that watching movies about architecture is like dancing about baseball. It's true that communicating in one artistic medium about another is inherently difficult; architecture poses special problems when it is reduced to a two-dimensional surface. I don't think there's any debate that too many (most) films about architecture and design are boring. But certainly there are exceptions.
OBSERVERS ROOM : ROB WALKER
Google Image search results: a visual experiment in human-machine collaboration. Or maybe just fun.
CHANGE OBSERVER : ALEXANDRA LANGE
On October 20, Architecture Research Office will be presented with the 2011 National Design Award for Architecture Design. ARO, founded in 1993 by Stephen Cassell and Adam Yarinsky, is a New York–based firm with an exceptionally broad portfolio, ranging from creating new guidelines for design excellence in the federal government to renovating Donald Judd’s Spring Street studio.
OBSERVERS ROOM : ALEXANDRA LANGE
Eero Saarinen's legendary flight center has a lot of life left in it yet. Let's not let it be still for much longer.
CHANGE OBSERVER : CHAZ MAVIYANE-DAVIES
Prisoners of Conscience: The Series
A slideshow of Ann and Paul Rand's house in Connecticut, as it appeared in the August 1953 issue of Esquire.
OBSERVERS ROOM : JOHN THACKARA
Something special is happening in France. A nationwide campaign will be launched next week by the Colibris movement for the 2012 Presidential Elections — but without a charismatic leader. The campaign, instead, is for everyone to be a candidate — for a new kind of politics.
OBSERVERS ROOM : RICK POYNOR
The Victoria and Albert Museum’s exhibition about postmodernism and design ends with a defiant assertion: “like it or not we are all postmodern now.” Do you think of yourself that way — as a postmodern person? Most probably not. The movement
’s ideas dominated the academy for more than a decade, but it was never a term that commanded much public understanding. Could this be the moment to rethink postmodernism?
OBSERVATORY : JOHN FOSTER
Accidental Mysteries, a weekly cabinet of visual curiosities curated by John Foster, highlights images of design, art, architecture and ephemera brought to light by the magic of the digital age.
OBSERVER MEDIA : DEBBIE MILLMAN
In this audio interview with Debbie Millman, Linda Tischler discusses failing her new year's resolutions, why the word “design” turns off business professionals, how services like Kickstarter have changed the intersection of design and business and her new book.
OBSERVERS ROOM : MARK LAMSTER
This is the last week to see Extended Collapse, an installation at the Scottsdale Museum of Contemporary Art by the architects Annie Han and Daniel Mihalyo, who together are partners in Seattle's Lead Pencil Studio.
It's a shame they're not better known for their work, which brings an artistic sensitivity to subject matter that is convetionally architectural. Their recent appearance on the cover of Architect

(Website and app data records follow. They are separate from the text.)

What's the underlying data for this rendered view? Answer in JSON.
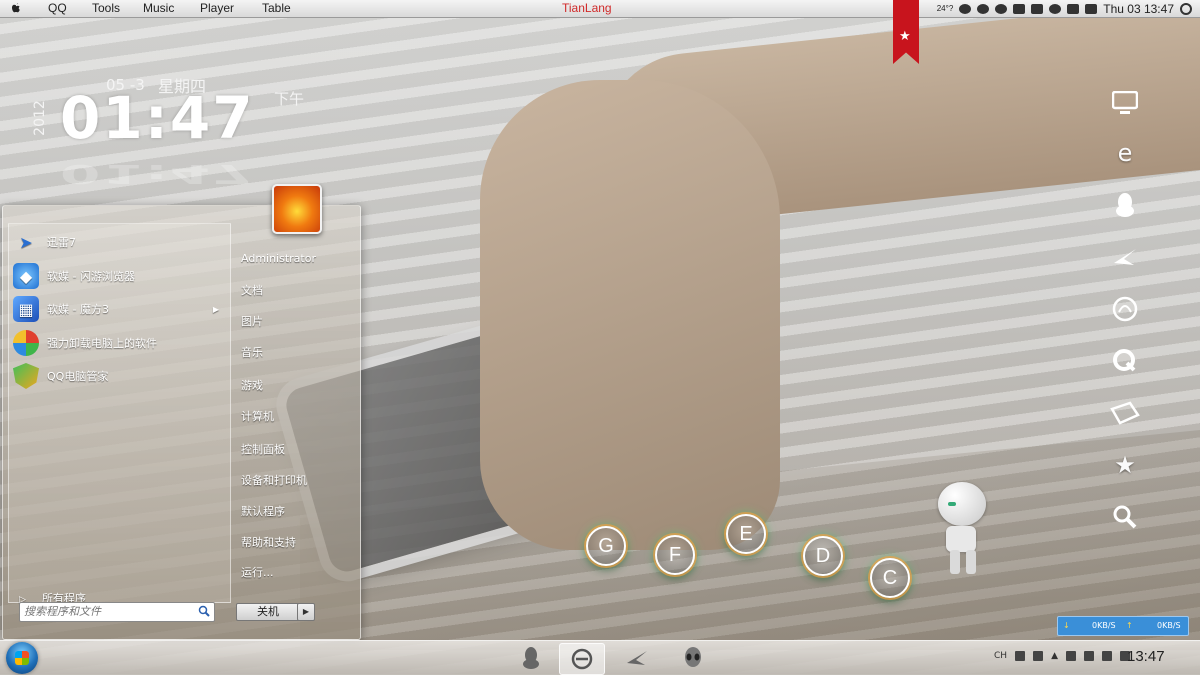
{
  "menubar": {
    "items": [
      "QQ",
      "Tools",
      "Music",
      "Player",
      "Table"
    ],
    "center_title": "TianLang",
    "temperature": "24°?",
    "datetime": "Thu 03  13:47"
  },
  "clock": {
    "date": "05 -3",
    "weekday": "星期四",
    "time": "01:47",
    "ampm": "下午",
    "year": "2012"
  },
  "dock": {
    "icons": [
      "monitor-icon",
      "ie-icon",
      "qq-icon",
      "bird-icon",
      "headphones-icon",
      "q-icon",
      "folder-icon",
      "star-icon",
      "search-icon"
    ]
  },
  "drives": [
    "G",
    "F",
    "E",
    "D",
    "C"
  ],
  "startmenu": {
    "programs": [
      {
        "label": "迅雷7",
        "icon": "thunder-icon",
        "color": "#2a6fd1"
      },
      {
        "label": "软媒 - 闪游浏览器",
        "icon": "browser-icon",
        "color": "#2d8ae0"
      },
      {
        "label": "软媒 - 魔方3",
        "icon": "cube-icon",
        "color": "#2d6ed6"
      },
      {
        "label": "强力卸载电脑上的软件",
        "icon": "uninstall-icon",
        "color": "#e0402f"
      },
      {
        "label": "QQ电脑管家",
        "icon": "shield-icon",
        "color": "#f0a61e"
      }
    ],
    "all_programs": "所有程序",
    "search_placeholder": "搜索程序和文件",
    "right_links": [
      "Administrator",
      "文档",
      "图片",
      "音乐",
      "游戏",
      "计算机",
      "控制面板",
      "设备和打印机",
      "默认程序",
      "帮助和支持",
      "运行..."
    ],
    "shutdown": "关机"
  },
  "netmeter": {
    "down": "0KB/S",
    "up": "0KB/S"
  },
  "taskbar": {
    "lang": "CH",
    "clock": "13:47"
  }
}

magazine, seated in Daniel's vintage pickup, was at least a step in the right direction. It doesn't help that they tend to work outside of the media spotlight, far from the East Coast.